Problem to work on ->
Below are records to repeat exactly. Omit the pictures from the copy.
★ ★ ★ ★
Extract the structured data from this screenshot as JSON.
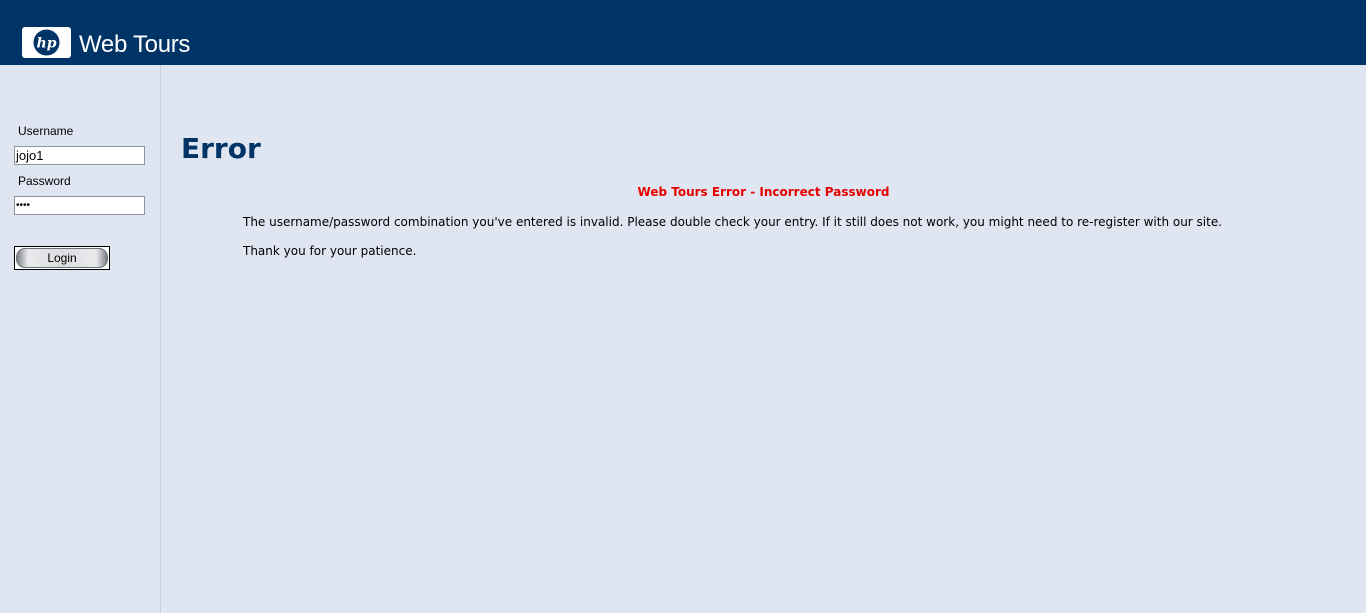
{
  "header": {
    "logo_text": "hp",
    "site_title": "Web Tours"
  },
  "sidebar": {
    "username_label": "Username",
    "username_value": "jojo1",
    "password_label": "Password",
    "password_value": "••••",
    "login_label": "Login"
  },
  "main": {
    "title": "Error",
    "error_heading": "Web Tours Error - Incorrect Password",
    "message": "The username/password combination you've entered is invalid. Please double check your entry. If it still does not work, you might need to re-register with our site.",
    "thanks": "Thank you for your patience."
  },
  "colors": {
    "header_bg": "#003366",
    "page_bg": "#e0e6f1",
    "title": "#003366",
    "error": "#e60000"
  }
}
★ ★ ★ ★
Answer area ->
Extract the structured data from this screenshot as JSON.
{
  "header": {
    "logo_text": "hp",
    "site_title": "Web Tours"
  },
  "sidebar": {
    "username_label": "Username",
    "username_value": "jojo1",
    "password_label": "Password",
    "password_value": "••••",
    "login_label": "Login"
  },
  "main": {
    "title": "Error",
    "error_heading": "Web Tours Error - Incorrect Password",
    "message": "The username/password combination you've entered is invalid. Please double check your entry. If it still does not work, you might need to re-register with our site.",
    "thanks": "Thank you for your patience."
  },
  "colors": {
    "header_bg": "#003366",
    "page_bg": "#e0e6f1",
    "title": "#003366",
    "error": "#e60000"
  }
}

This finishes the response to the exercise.